Year after year, CineAsia confirms its traction in line with the momentum of the region’s theatrical exhibition industry. The 2017 edition welcomed more than 2,100 participants, a 15 percent increase over the previous year, a statistic brought to life by four days of packed auditoriums, engaging discussions, and a busy trade show floor. The show had a slightly more global feel than usual, as the Hong Kong Convention & Exhibition Centre welcomed members from the Global Cinema Federation for the first time.
MPAA head Charles Rivkin kicked off the convention with an address that highlighted the growth in the region. Rivkin’s message emphasized the “bright future of cinema,” provided that content creators and exhibition recognize their need for each other, and that the relationship between exhibition and distribution continues to be “a symbiotic one.”

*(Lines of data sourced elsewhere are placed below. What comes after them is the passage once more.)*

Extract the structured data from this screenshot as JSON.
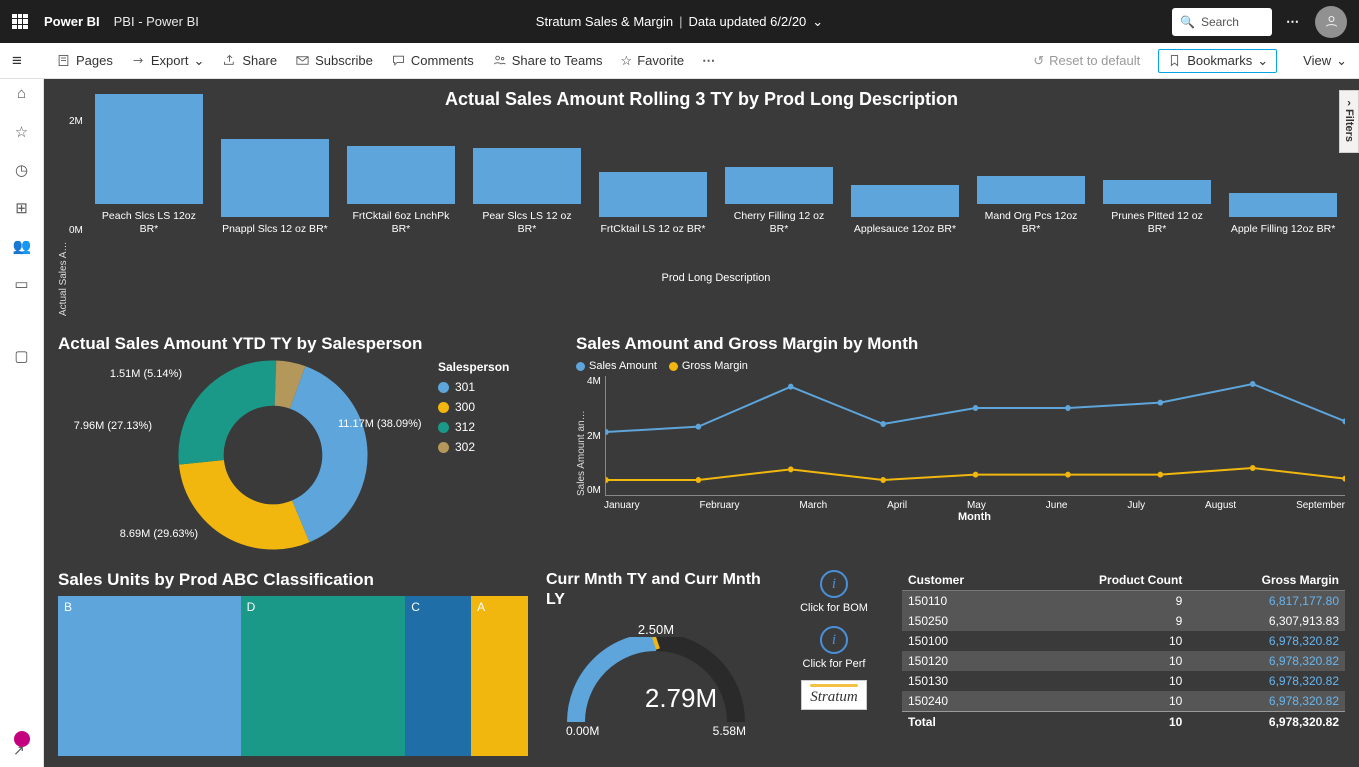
{
  "header": {
    "app": "Power BI",
    "workspace": "PBI - Power BI",
    "report": "Stratum Sales & Margin",
    "updated": "Data updated 6/2/20",
    "search_placeholder": "Search"
  },
  "toolbar": {
    "pages": "Pages",
    "export": "Export",
    "share": "Share",
    "subscribe": "Subscribe",
    "comments": "Comments",
    "share_teams": "Share to Teams",
    "favorite": "Favorite",
    "reset": "Reset to default",
    "bookmarks": "Bookmarks",
    "view": "View"
  },
  "filters_label": "Filters",
  "chart_data": [
    {
      "id": "bar_top",
      "type": "bar",
      "title": "Actual Sales Amount Rolling 3 TY by Prod Long Description",
      "ylabel": "Actual Sales A…",
      "xlabel": "Prod Long Description",
      "y_ticks": [
        "2M",
        "0M"
      ],
      "categories": [
        "Peach Slcs LS 12oz BR*",
        "Pnappl Slcs 12 oz BR*",
        "FrtCktail 6oz LnchPk BR*",
        "Pear Slcs LS 12 oz BR*",
        "FrtCktail LS 12 oz BR*",
        "Cherry Filling 12 oz BR*",
        "Applesauce 12oz BR*",
        "Mand Org Pcs 12oz BR*",
        "Prunes Pitted 12 oz BR*",
        "Apple Filling 12oz BR*"
      ],
      "values": [
        2.55,
        1.8,
        1.35,
        1.3,
        1.05,
        0.85,
        0.75,
        0.65,
        0.55,
        0.55
      ]
    },
    {
      "id": "donut",
      "type": "pie",
      "title": "Actual Sales Amount YTD TY by Salesperson",
      "legend_title": "Salesperson",
      "slices": [
        {
          "name": "301",
          "value": 11.17,
          "pct": 38.09,
          "label": "11.17M (38.09%)",
          "color": "#5da5da"
        },
        {
          "name": "300",
          "value": 8.69,
          "pct": 29.63,
          "label": "8.69M (29.63%)",
          "color": "#f1b70e"
        },
        {
          "name": "312",
          "value": 7.96,
          "pct": 27.13,
          "label": "7.96M (27.13%)",
          "color": "#1a9988"
        },
        {
          "name": "302",
          "value": 1.51,
          "pct": 5.14,
          "label": "1.51M (5.14%)",
          "color": "#b4975a"
        }
      ]
    },
    {
      "id": "line",
      "type": "line",
      "title": "Sales Amount and Gross Margin by Month",
      "ylabel": "Sales Amount an…",
      "xlabel": "Month",
      "y_ticks": [
        "4M",
        "2M",
        "0M"
      ],
      "x": [
        "January",
        "February",
        "March",
        "April",
        "May",
        "June",
        "July",
        "August",
        "September"
      ],
      "series": [
        {
          "name": "Sales Amount",
          "color": "#5da5da",
          "values": [
            2.4,
            2.6,
            4.1,
            2.7,
            3.3,
            3.3,
            3.5,
            4.2,
            2.8
          ]
        },
        {
          "name": "Gross Margin",
          "color": "#f1b70e",
          "values": [
            0.6,
            0.6,
            1.0,
            0.6,
            0.8,
            0.8,
            0.8,
            1.05,
            0.65
          ]
        }
      ]
    },
    {
      "id": "treemap",
      "type": "area",
      "title": "Sales Units by Prod ABC Classification",
      "slices": [
        {
          "name": "B",
          "value": 38,
          "color": "#5da5da"
        },
        {
          "name": "D",
          "value": 34,
          "color": "#1a9988"
        },
        {
          "name": "C",
          "value": 12,
          "color": "#1f6ea7"
        },
        {
          "name": "A",
          "value": 10,
          "color": "#f1b70e"
        }
      ]
    },
    {
      "id": "gauge",
      "type": "bar",
      "title": "Curr Mnth TY and Curr Mnth LY",
      "value": 2.79,
      "target": 2.5,
      "min": 0.0,
      "max": 5.58,
      "labels": {
        "value": "2.79M",
        "target": "2.50M",
        "min": "0.00M",
        "max": "5.58M"
      }
    },
    {
      "id": "table",
      "type": "table",
      "columns": [
        "Customer",
        "Product Count",
        "Gross Margin"
      ],
      "rows": [
        {
          "customer": "150110",
          "count": 9,
          "margin": "6,817,177.80",
          "hl": true,
          "link": true
        },
        {
          "customer": "150250",
          "count": 9,
          "margin": "6,307,913.83",
          "hl": true,
          "link": false
        },
        {
          "customer": "150100",
          "count": 10,
          "margin": "6,978,320.82",
          "hl": false,
          "link": true
        },
        {
          "customer": "150120",
          "count": 10,
          "margin": "6,978,320.82",
          "hl": true,
          "link": true
        },
        {
          "customer": "150130",
          "count": 10,
          "margin": "6,978,320.82",
          "hl": false,
          "link": true
        },
        {
          "customer": "150240",
          "count": 10,
          "margin": "6,978,320.82",
          "hl": true,
          "link": true
        }
      ],
      "total": {
        "label": "Total",
        "count": 10,
        "margin": "6,978,320.82"
      }
    }
  ],
  "info_buttons": {
    "bom": "Click for BOM",
    "perf": "Click for Perf"
  },
  "logo": "Stratum"
}
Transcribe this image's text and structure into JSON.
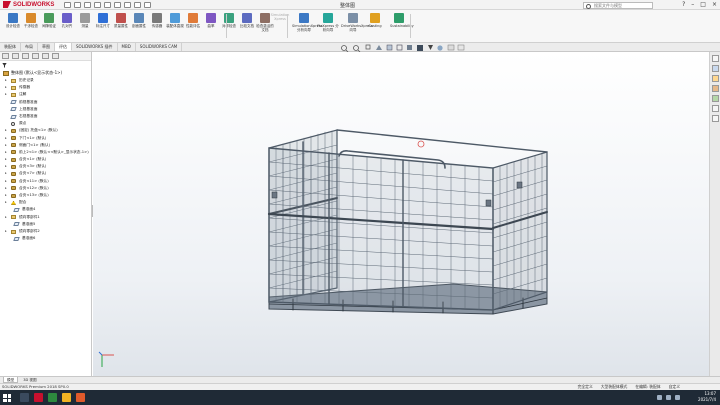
{
  "app": {
    "logo_text": "SOLIDWORKS",
    "document_title": "整体图",
    "search_placeholder": "搜索文件与模型"
  },
  "ribbon": {
    "buttons": [
      "设计检查",
      "干涉检查",
      "间隙验证",
      "孔对齐",
      "测量",
      "标注尺寸",
      "质量属性",
      "剖面属性",
      "传感器",
      "装配体直观",
      "性能评估",
      "曲率",
      "对称检查",
      "比较文档",
      "检查激活的文档",
      "SimulationXpress 分析向导",
      "FloXpress 分析向导",
      "DriveWorksXpress 向导",
      "Costing",
      "Sustainability"
    ],
    "disabled_label": "Simulation Xpress"
  },
  "cm_tabs": [
    "装配体",
    "布局",
    "草图",
    "评估",
    "SOLIDWORKS 插件",
    "MBD",
    "SOLIDWORKS CAM"
  ],
  "cm_active": "评估",
  "tree": {
    "root_label": "整体图  (默认<显示状态-1>)",
    "items": [
      {
        "label": "历史记录",
        "icon": "history-icon",
        "kind": "folder"
      },
      {
        "label": "传感器",
        "icon": "sensor-icon",
        "kind": "folder"
      },
      {
        "label": "注解",
        "icon": "annotation-icon",
        "kind": "folder"
      },
      {
        "label": "前视基准面",
        "icon": "plane-icon",
        "kind": "plane"
      },
      {
        "label": "上视基准面",
        "icon": "plane-icon",
        "kind": "plane"
      },
      {
        "label": "右视基准面",
        "icon": "plane-icon",
        "kind": "plane"
      },
      {
        "label": "原点",
        "icon": "origin-icon",
        "kind": "origin"
      },
      {
        "label": "(固定) 托盘<1> (默认)",
        "icon": "part-icon",
        "kind": "part"
      },
      {
        "label": "下门<1> (默认)",
        "icon": "part-icon",
        "kind": "part"
      },
      {
        "label": "侧面门<1> (默认)",
        "icon": "part-icon",
        "kind": "part"
      },
      {
        "label": "前上2<1> (默认<<默认>_显示状态-1>)",
        "icon": "part-icon",
        "kind": "part"
      },
      {
        "label": "合页<1> (默认)",
        "icon": "part-icon",
        "kind": "part"
      },
      {
        "label": "合页<3> (默认)",
        "icon": "part-icon",
        "kind": "part"
      },
      {
        "label": "合页<7> (默认)",
        "icon": "part-icon",
        "kind": "part"
      },
      {
        "label": "合页<11> (默认)",
        "icon": "part-icon",
        "kind": "part"
      },
      {
        "label": "合页<12> (默认)",
        "icon": "part-icon",
        "kind": "part"
      },
      {
        "label": "合页<13> (默认)",
        "icon": "part-icon",
        "kind": "part"
      },
      {
        "label": "配合",
        "icon": "mates-icon",
        "kind": "warn"
      },
      {
        "label": "基准面4",
        "icon": "plane-icon",
        "kind": "plane",
        "sub": true
      },
      {
        "label": "镜向零部件1",
        "icon": "mirror-icon",
        "kind": "folder"
      },
      {
        "label": "基准面5",
        "icon": "plane-icon",
        "kind": "plane",
        "sub": true
      },
      {
        "label": "镜向零部件2",
        "icon": "mirror-icon",
        "kind": "folder"
      },
      {
        "label": "基准面6",
        "icon": "plane-icon",
        "kind": "plane",
        "sub": true
      }
    ]
  },
  "sheet_tabs": [
    "模型",
    "3D 视图"
  ],
  "status": {
    "left": "SOLIDWORKS Premium 2018 SP0.0",
    "items": [
      "完全定义",
      "大型装配体模式",
      "在编辑: 装配体",
      "自定义"
    ]
  },
  "clock": {
    "time": "13:07",
    "date": "2021/7/4"
  }
}
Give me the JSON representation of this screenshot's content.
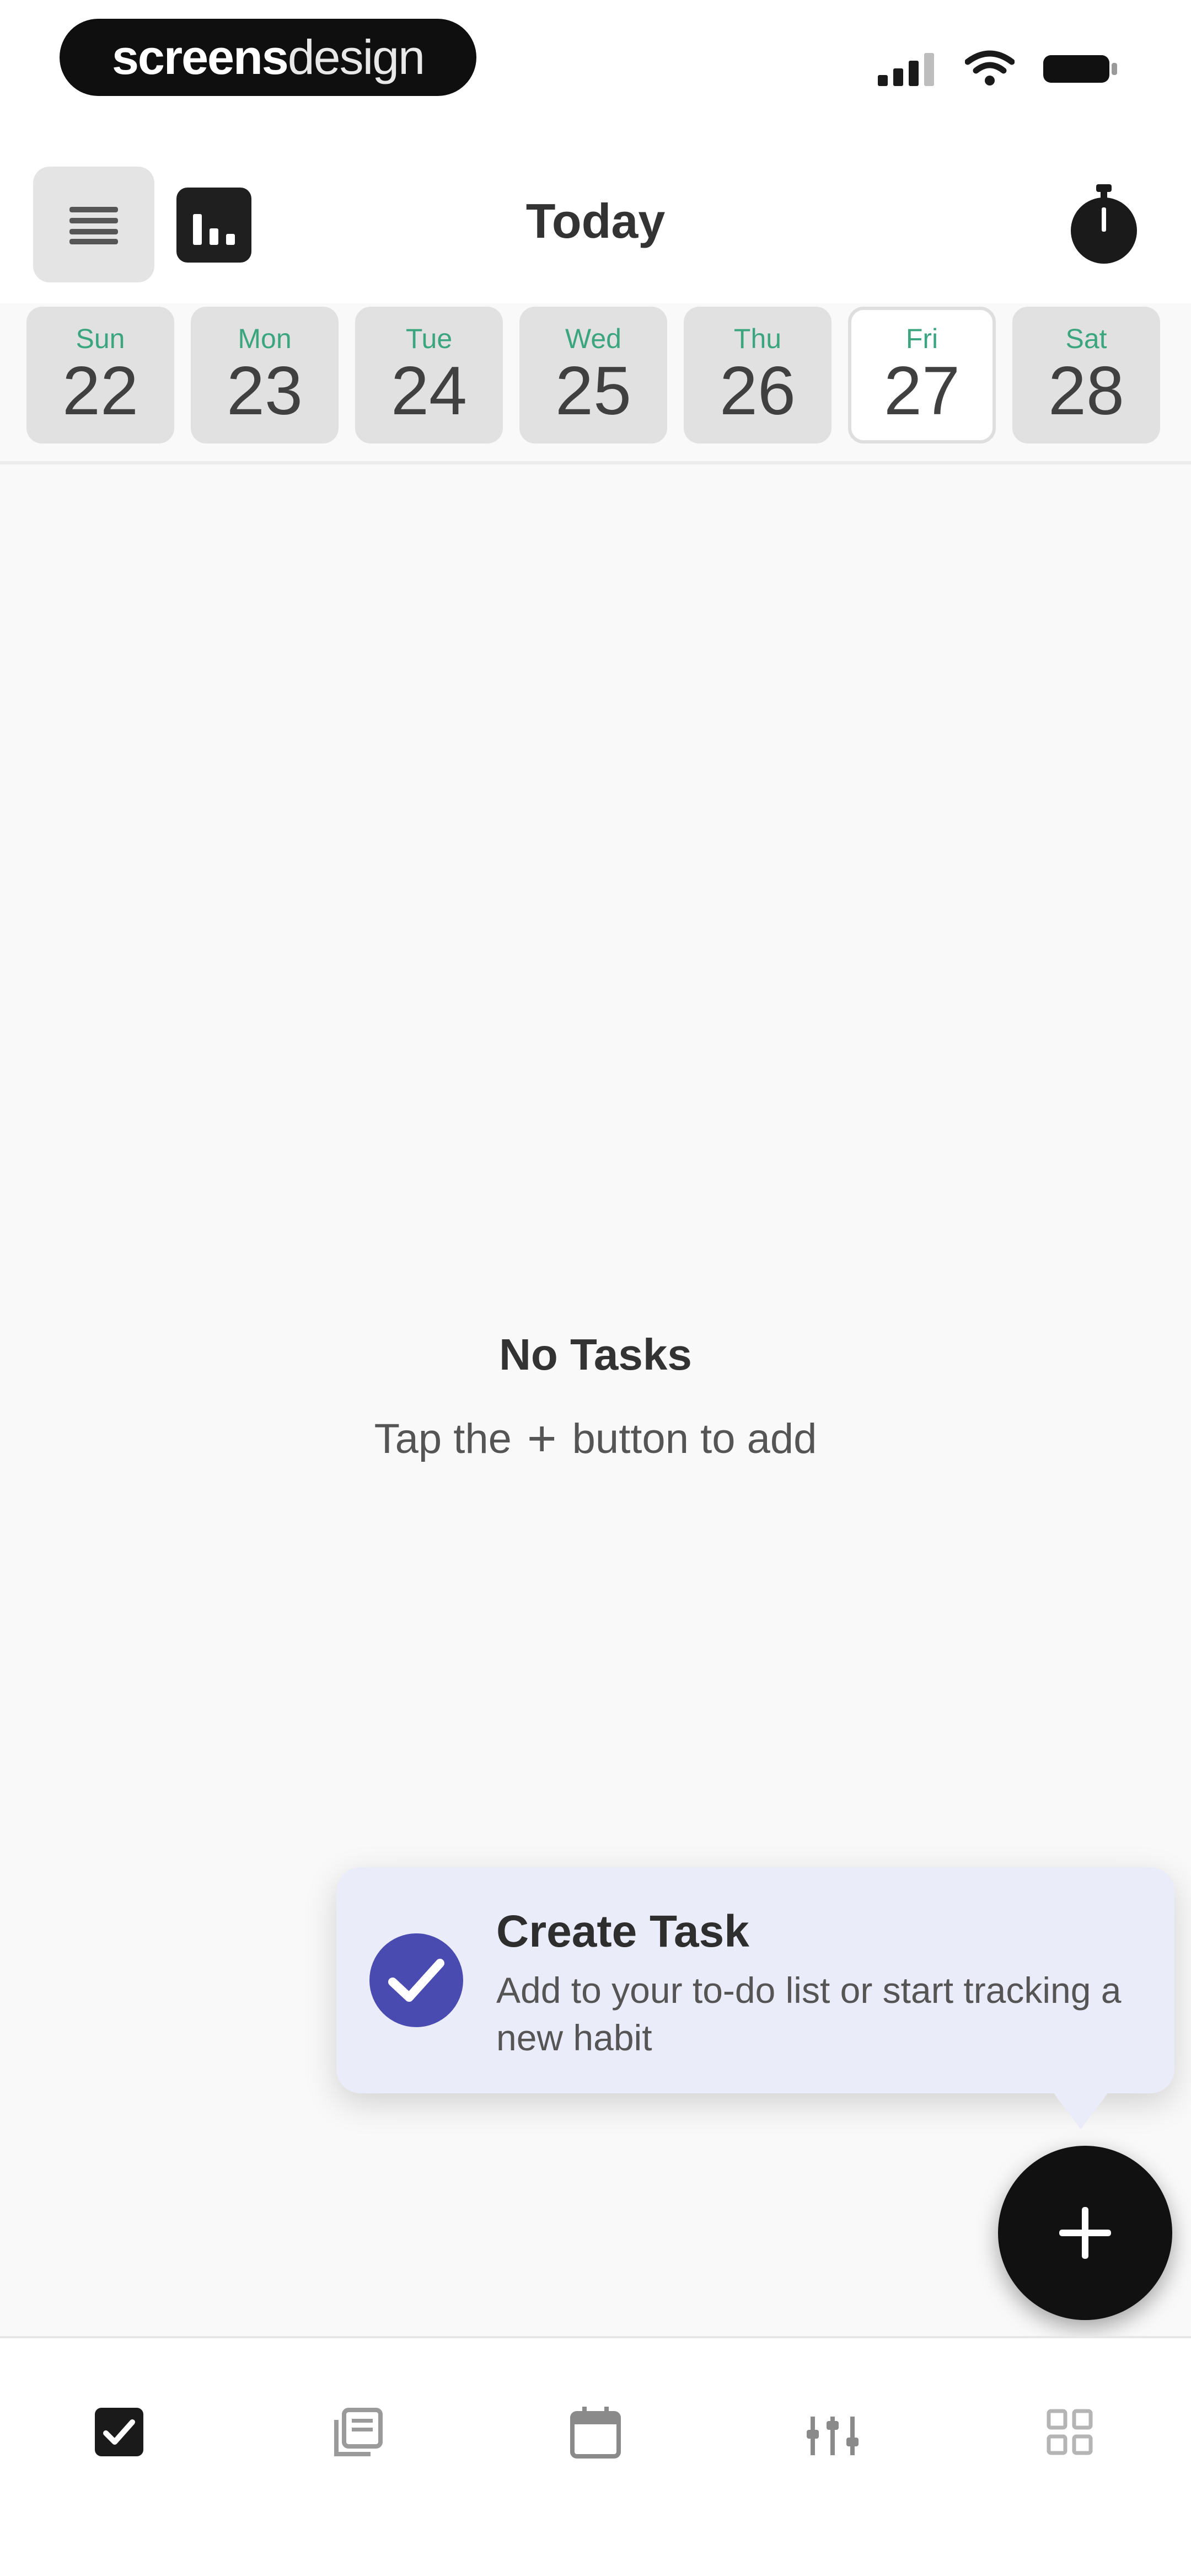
{
  "status_bar": {
    "brand_bold": "screens",
    "brand_light": "design"
  },
  "header": {
    "title": "Today",
    "menu_icon": "hamburger-menu-icon",
    "stats_icon": "bar-chart-icon",
    "timer_icon": "stopwatch-icon"
  },
  "week": [
    {
      "day": "Sun",
      "date": "22",
      "selected": false
    },
    {
      "day": "Mon",
      "date": "23",
      "selected": false
    },
    {
      "day": "Tue",
      "date": "24",
      "selected": false
    },
    {
      "day": "Wed",
      "date": "25",
      "selected": false
    },
    {
      "day": "Thu",
      "date": "26",
      "selected": false
    },
    {
      "day": "Fri",
      "date": "27",
      "selected": true
    },
    {
      "day": "Sat",
      "date": "28",
      "selected": false
    }
  ],
  "empty_state": {
    "title": "No Tasks",
    "hint_before": "Tap the",
    "hint_after": "button to add"
  },
  "tooltip": {
    "title": "Create Task",
    "description": "Add to your to-do list or start tracking a new habit"
  },
  "bottom_nav": [
    {
      "icon": "checkbox-icon",
      "active": true
    },
    {
      "icon": "notes-icon",
      "active": false
    },
    {
      "icon": "calendar-icon",
      "active": false
    },
    {
      "icon": "sliders-icon",
      "active": false
    },
    {
      "icon": "grid-settings-icon",
      "active": false
    }
  ],
  "colors": {
    "accent_green": "#3aa57e",
    "tooltip_bg": "#ebecf9",
    "check_circle": "#4a4bb0",
    "fab": "#111111"
  }
}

Won Chun Cha, CEO of South Korea’s Lotte Cinema, received the event’s Special Achievement Award for the circuit’s innovation and expansion in the region. Lotte is the theatrical exhibition arm of a global Korean conglomerate that operates in 20 countries across 90 different business lines, generating revenues of $85 billion. The circuit’s flagship location, Seoul World Tower, is among the country’s most impressive, boasting 21 screens, 4,609 seats, and over $25 million in box office in 2017 with more than 3 million tickets sold. Lotte’s footprint in Asia includes 818 screens across 115 locations in South Korea, 141 screens across 31 locations in Vietnam, and 91 screens across 12 locations in China. Lotte made headlines in recent months by becoming the first exhibitor to install two Samsung’s Cinema Screens, the HDR LED theater displays that were first introduced to exhibition at CinemaCon 2017.
South Korea’s other leader in global exhibition didn’t go unnoticed either. CJ 4DPlex, the cinema technology arm of CJ CG V, provided updated statistics on the expansion of their immersive seating offering, 4DX, and panoramic screen format, ScreenX. 4DX announced a new partnership with Malaysia’s Golden Screen Cinemas at CineAsia, as well as the signing of a strategic deal with PVR Cinemas that will bring 16 additional immersive seating–equipped auditoriums to the Indian circuit. ScreenX finished the year by doubling its number of worldwide locations, hitting a benchmark of 128 sites. “This year, we made significant progress with Hollywood studios that led to an exciting lineup as well as global expansion opportunities. Moving forward, we will accelerate the pace of our growth to increase our reach around the world, as well as expand our film lineup even further,” said Byung Hwan Choi, CEO of CJ 4DPLEX, in a press release. The company expects ScreenX to cross 250 screens in 2018.
Ajay Bigli, chief executive officer of India’s PVR Cinemas, received the award for Exhibitor of the Year at CineAsia. 2017 was a special year for the circuit, marking the 20th anniversary of the opening of their first multiplex. In a conversation with Boxoffice, Bijli and PVR Chief Strategy Officer Kamal Gianchandani expressed confidence in their circuit’s ability to provide a variety of premium offerings and affordable options across their locations. According to the executives, PVR is taking a cautious approach to international expansion, as they believe there is still room to grow in India—a market that Bijli considers to be underequipped with cinema screens. That isn’t to say PVR is entirely closed off to foreign investments. The company will soon be unveiling a project in Sri Lanka and recently invested in U.S. luxury circuit iPic Theatres. The executives believe there is much innovation left in India, highlighting the role of third-party digital ticketing companies like BookMyShow and PayTM, but expressed doubt as to the implementation of subscription models in the market, saying the market is not yet ready for the concept.
Technology was another major topic at CineAsia 2017. Leading technology providers announced ties with Chinese companies leading up to the event: Arts Alliance Media’s acquisition by Luxin-Rio, Barco’s joint venture China Film Group, and THX’s sound certification program for the country’s theaters. GDC stood out at the trade show floor with a booth that featured the technical infrastructure of a 14-plex theater. The company has been making continued strides with its immersive sound solution, which saw 39 percent growth in 2017 and expanded its global presence to over 750 installed and committed screens. For its part, Barco left the convention being named the Technology Innovator of the year.
A busy week came to a close with a major story on its final day. Rumors had been swirling for weeks about a possible acquisition of Fox’s film assets by The Walt Disney Company. By Thursday, speculation turned to fact: a $52 billion deal for Fox’s film business and select cable TV properties, pending regulatory approvals. The final major convention of the year ended on that intriguing note, yet another major M&A deal as both exhibition and distribution live through an era of global consolidation. It left many of the attendees wondering aloud, what surprises will 2018 bring?